GIVEN RECORDS —
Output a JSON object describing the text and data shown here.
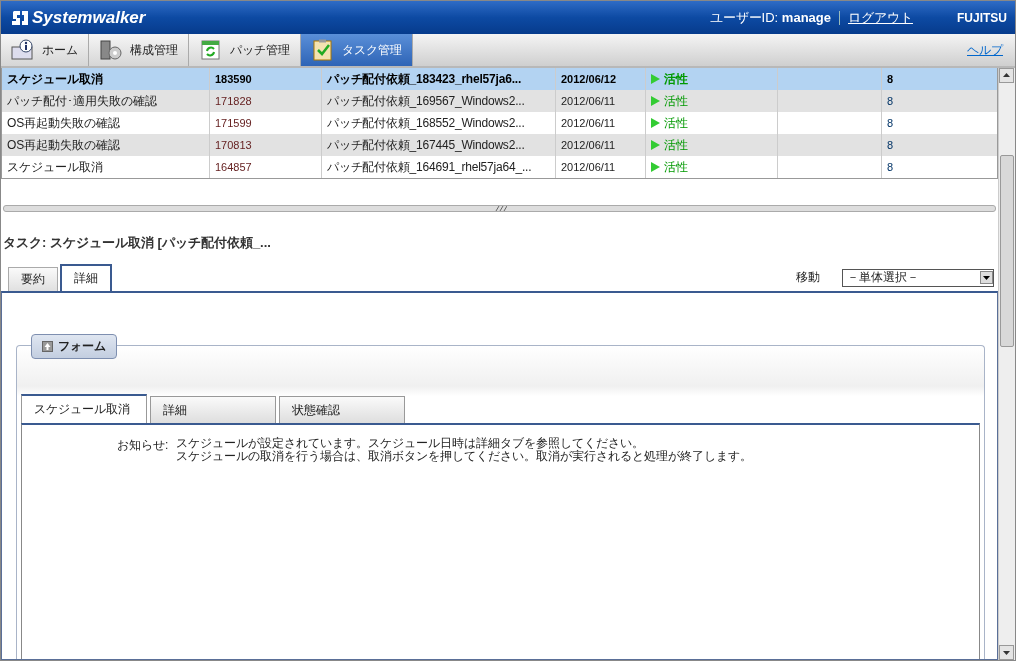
{
  "header": {
    "logo": "Systemwalker",
    "user_label": "ユーザーID:",
    "user_id": "manage",
    "logout": "ログアウト",
    "brand": "FUJITSU"
  },
  "nav": {
    "items": [
      {
        "label": "ホーム",
        "kind": "home",
        "selected": false
      },
      {
        "label": "構成管理",
        "kind": "config",
        "selected": false
      },
      {
        "label": "パッチ管理",
        "kind": "patch",
        "selected": false
      },
      {
        "label": "タスク管理",
        "kind": "task",
        "selected": true
      }
    ],
    "help": "ヘルプ"
  },
  "table": {
    "rows": [
      {
        "cells": [
          "スケジュール取消",
          "183590",
          "パッチ配付依頼_183423_rhel57ja6...",
          "2012/06/12"
        ],
        "status": "活性",
        "count": "8",
        "selected": true
      },
      {
        "cells": [
          "パッチ配付･適用失敗の確認",
          "171828",
          "パッチ配付依頼_169567_Windows2...",
          "2012/06/11"
        ],
        "status": "活性",
        "count": "8",
        "selected": false
      },
      {
        "cells": [
          "OS再起動失敗の確認",
          "171599",
          "パッチ配付依頼_168552_Windows2...",
          "2012/06/11"
        ],
        "status": "活性",
        "count": "8",
        "selected": false
      },
      {
        "cells": [
          "OS再起動失敗の確認",
          "170813",
          "パッチ配付依頼_167445_Windows2...",
          "2012/06/11"
        ],
        "status": "活性",
        "count": "8",
        "selected": false
      },
      {
        "cells": [
          "スケジュール取消",
          "164857",
          "パッチ配付依頼_164691_rhel57ja64_...",
          "2012/06/11"
        ],
        "status": "活性",
        "count": "8",
        "selected": false
      }
    ]
  },
  "detail": {
    "title": "タスク: スケジュール取消 [パッチ配付依頼_...",
    "tabs": [
      {
        "label": "要約",
        "selected": false
      },
      {
        "label": "詳細",
        "selected": true
      }
    ],
    "move_label": "移動",
    "move_value": "－単体選択－",
    "form": {
      "legend": "フォーム",
      "tabs": [
        {
          "label": "スケジュール取消",
          "selected": true
        },
        {
          "label": "詳細",
          "selected": false
        },
        {
          "label": "状態確認",
          "selected": false
        }
      ],
      "notice_label": "お知らせ:",
      "notice_lines": [
        "スケジュールが設定されています。スケジュール日時は詳細タブを参照してください。",
        "スケジュールの取消を行う場合は、取消ボタンを押してください。取消が実行されると処理が終了します。"
      ]
    }
  }
}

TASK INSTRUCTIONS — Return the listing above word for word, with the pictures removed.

PROBLEM SOLUTION —
Output a JSON object describing the text and data shown here.
{
  "header": {
    "logo": "Systemwalker",
    "user_label": "ユーザーID:",
    "user_id": "manage",
    "logout": "ログアウト",
    "brand": "FUJITSU"
  },
  "nav": {
    "items": [
      {
        "label": "ホーム",
        "kind": "home",
        "selected": false
      },
      {
        "label": "構成管理",
        "kind": "config",
        "selected": false
      },
      {
        "label": "パッチ管理",
        "kind": "patch",
        "selected": false
      },
      {
        "label": "タスク管理",
        "kind": "task",
        "selected": true
      }
    ],
    "help": "ヘルプ"
  },
  "table": {
    "rows": [
      {
        "cells": [
          "スケジュール取消",
          "183590",
          "パッチ配付依頼_183423_rhel57ja6...",
          "2012/06/12"
        ],
        "status": "活性",
        "count": "8",
        "selected": true
      },
      {
        "cells": [
          "パッチ配付･適用失敗の確認",
          "171828",
          "パッチ配付依頼_169567_Windows2...",
          "2012/06/11"
        ],
        "status": "活性",
        "count": "8",
        "selected": false
      },
      {
        "cells": [
          "OS再起動失敗の確認",
          "171599",
          "パッチ配付依頼_168552_Windows2...",
          "2012/06/11"
        ],
        "status": "活性",
        "count": "8",
        "selected": false
      },
      {
        "cells": [
          "OS再起動失敗の確認",
          "170813",
          "パッチ配付依頼_167445_Windows2...",
          "2012/06/11"
        ],
        "status": "活性",
        "count": "8",
        "selected": false
      },
      {
        "cells": [
          "スケジュール取消",
          "164857",
          "パッチ配付依頼_164691_rhel57ja64_...",
          "2012/06/11"
        ],
        "status": "活性",
        "count": "8",
        "selected": false
      }
    ]
  },
  "detail": {
    "title": "タスク: スケジュール取消 [パッチ配付依頼_...",
    "tabs": [
      {
        "label": "要約",
        "selected": false
      },
      {
        "label": "詳細",
        "selected": true
      }
    ],
    "move_label": "移動",
    "move_value": "－単体選択－",
    "form": {
      "legend": "フォーム",
      "tabs": [
        {
          "label": "スケジュール取消",
          "selected": true
        },
        {
          "label": "詳細",
          "selected": false
        },
        {
          "label": "状態確認",
          "selected": false
        }
      ],
      "notice_label": "お知らせ:",
      "notice_lines": [
        "スケジュールが設定されています。スケジュール日時は詳細タブを参照してください。",
        "スケジュールの取消を行う場合は、取消ボタンを押してください。取消が実行されると処理が終了します。"
      ]
    }
  }
}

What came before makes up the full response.